— EXERCISE DIRECTIONS —
Consider the data that follows and state how many lines contain the string "this", using the number alone.

— Component data from apps and pages —
....................
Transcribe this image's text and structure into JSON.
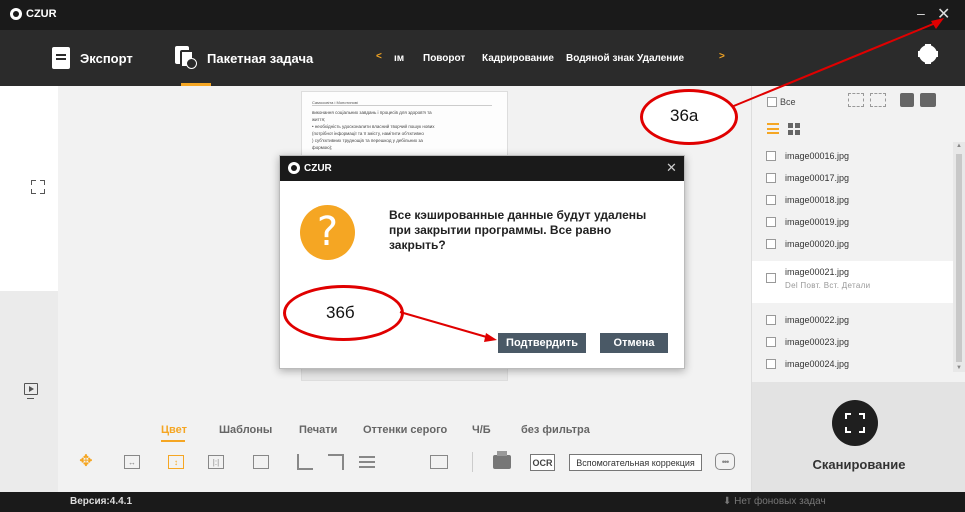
{
  "titlebar": {
    "brand": "CZUR",
    "minimize": "–",
    "close": "✕"
  },
  "toolbar": {
    "export_label": "Экспорт",
    "batch_label": "Пакетная задача",
    "menu_prev": "<",
    "menu_items": [
      "ıм",
      "Поворот",
      "Кадрирование",
      "Водяной знак",
      "Удаление"
    ],
    "menu_next": ">"
  },
  "preview": {
    "header": "Cамоосвіта і Монотипові",
    "lines": [
      "виконання соціальних завдань і процесів для здоров'я та",
      "життя;",
      "•  необхідність удосконалити власний творчий пошук нових",
      "(потрібної інформації та її змісту, намітити об'єктивно",
      ") суб'єктивних труднощів та перешкод у дебільних за",
      "формою);"
    ]
  },
  "filters": [
    "Цвет",
    "Шаблоны",
    "Печати",
    "Оттенки серого",
    "Ч/Б",
    "без фильтра"
  ],
  "tools": {
    "ocr": "OCR",
    "assist": "Вспомогательная коррекция",
    "bubble": "•••"
  },
  "right_panel": {
    "all_label": "Все",
    "files": [
      "image00016.jpg",
      "image00017.jpg",
      "image00018.jpg",
      "image00019.jpg",
      "image00020.jpg",
      "image00021.jpg",
      "image00022.jpg",
      "image00023.jpg",
      "image00024.jpg"
    ],
    "selected_actions": "Del  Повт.  Вст.  Детали",
    "scan_label": "Сканирование"
  },
  "status": {
    "version": "Версия:4.4.1",
    "tasks": "Нет фоновых задач"
  },
  "dialog": {
    "brand": "CZUR",
    "close": "✕",
    "icon": "?",
    "message": "Все кэшированные данные будут удалены при закрытии программы. Все равно закрыть?",
    "confirm": "Подтвердить",
    "cancel": "Отмена"
  },
  "annotations": {
    "a": "36а",
    "b": "36б",
    "color": "#e00000"
  }
}
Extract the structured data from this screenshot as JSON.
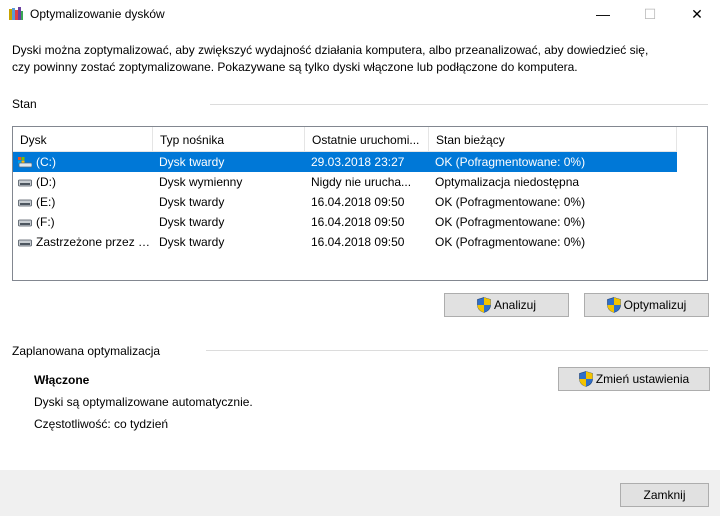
{
  "window": {
    "title": "Optymalizowanie dysków",
    "minimize": "—",
    "maximize": "☐",
    "close": "✕"
  },
  "intro": {
    "line1": "Dyski można zoptymalizować, aby zwiększyć wydajność działania komputera, albo przeanalizować, aby dowiedzieć się,",
    "line2": "czy powinny zostać zoptymalizowane. Pokazywane są tylko dyski włączone lub podłączone do komputera."
  },
  "status_group": {
    "label": "Stan"
  },
  "table": {
    "columns": [
      "Dysk",
      "Typ nośnika",
      "Ostatnie uruchomi...",
      "Stan bieżący"
    ],
    "rows": [
      {
        "drive": "(C:)",
        "type": "Dysk twardy",
        "last_run": "29.03.2018 23:27",
        "state": "OK (Pofragmentowane: 0%)",
        "icon": "system-drive-icon",
        "selected": true
      },
      {
        "drive": "(D:)",
        "type": "Dysk wymienny",
        "last_run": "Nigdy nie urucha...",
        "state": "Optymalizacja niedostępna",
        "icon": "removable-drive-icon",
        "selected": false
      },
      {
        "drive": "(E:)",
        "type": "Dysk twardy",
        "last_run": "16.04.2018 09:50",
        "state": "OK (Pofragmentowane: 0%)",
        "icon": "hard-drive-icon",
        "selected": false
      },
      {
        "drive": "(F:)",
        "type": "Dysk twardy",
        "last_run": "16.04.2018 09:50",
        "state": "OK (Pofragmentowane: 0%)",
        "icon": "hard-drive-icon",
        "selected": false
      },
      {
        "drive": "Zastrzeżone przez s...",
        "type": "Dysk twardy",
        "last_run": "16.04.2018 09:50",
        "state": "OK (Pofragmentowane: 0%)",
        "icon": "hard-drive-icon",
        "selected": false
      }
    ]
  },
  "buttons": {
    "analyze": "Analizuj",
    "optimize": "Optymalizuj",
    "change_settings": "Zmień ustawienia",
    "close": "Zamknij"
  },
  "schedule": {
    "label": "Zaplanowana optymalizacja",
    "status": "Włączone",
    "description": "Dyski są optymalizowane automatycznie.",
    "frequency": "Częstotliwość: co tydzień"
  },
  "colors": {
    "selection": "#0078d7",
    "button_face": "#e1e1e1",
    "footer": "#f0f0f0"
  }
}
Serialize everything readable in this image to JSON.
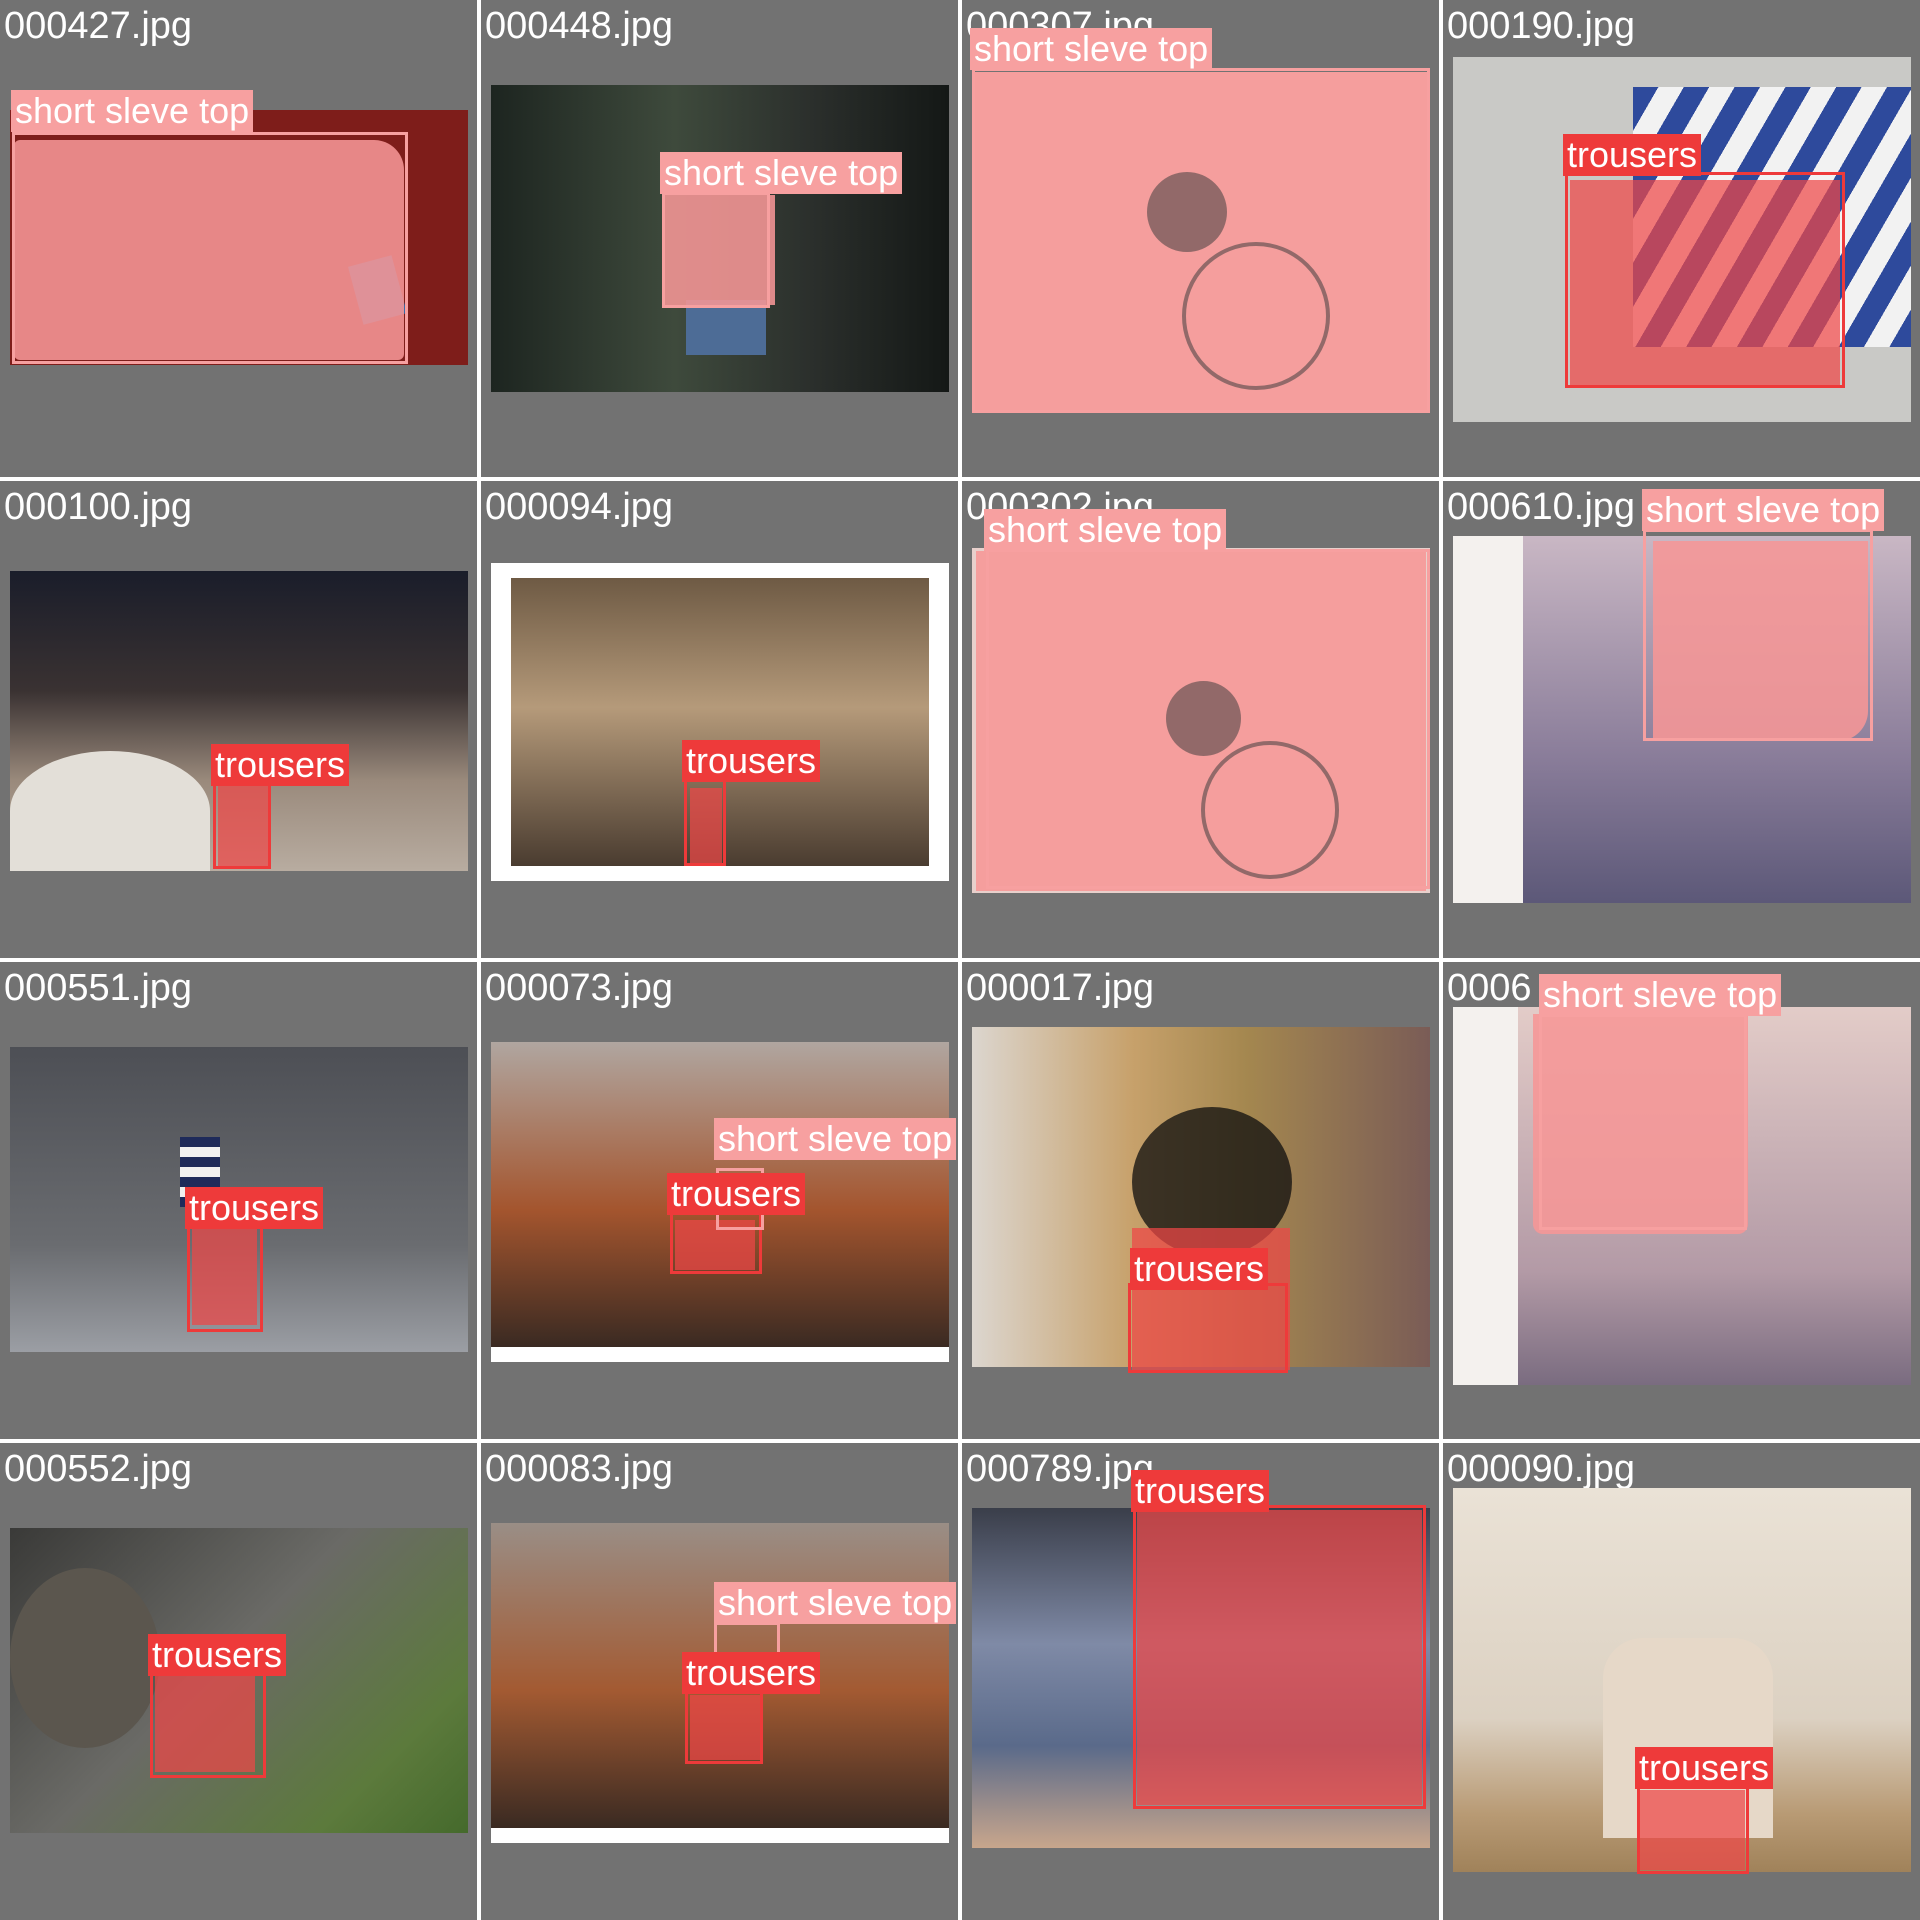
{
  "tiles": [
    {
      "filename": "000427.jpg",
      "labels": [
        "short sleve top"
      ]
    },
    {
      "filename": "000448.jpg",
      "labels": [
        "short sleve top"
      ]
    },
    {
      "filename": "000307.jpg",
      "labels": [
        "short sleve top"
      ]
    },
    {
      "filename": "000190.jpg",
      "labels": [
        "trousers"
      ]
    },
    {
      "filename": "000100.jpg",
      "labels": [
        "trousers"
      ]
    },
    {
      "filename": "000094.jpg",
      "labels": [
        "trousers"
      ]
    },
    {
      "filename": "000302.jpg",
      "labels": [
        "short sleve top"
      ]
    },
    {
      "filename": "000610.jpg",
      "labels": [
        "short sleve top"
      ]
    },
    {
      "filename": "000551.jpg",
      "labels": [
        "trousers"
      ]
    },
    {
      "filename": "000073.jpg",
      "labels": [
        "short sleve top",
        "trousers"
      ]
    },
    {
      "filename": "000017.jpg",
      "labels": [
        "trousers"
      ]
    },
    {
      "filename": "0006",
      "labels": [
        "short sleve top"
      ]
    },
    {
      "filename": "000552.jpg",
      "labels": [
        "trousers"
      ]
    },
    {
      "filename": "000083.jpg",
      "labels": [
        "short sleve top",
        "trousers"
      ]
    },
    {
      "filename": "000789.jpg",
      "labels": [
        "trousers"
      ]
    },
    {
      "filename": "000090.jpg",
      "labels": [
        "trousers"
      ]
    }
  ],
  "colors": {
    "tile_background": "#727272",
    "short_sleve_top": "#f7a0a0",
    "trousers": "#ee3a3a"
  }
}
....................
— THE COMPLETED TASK —
3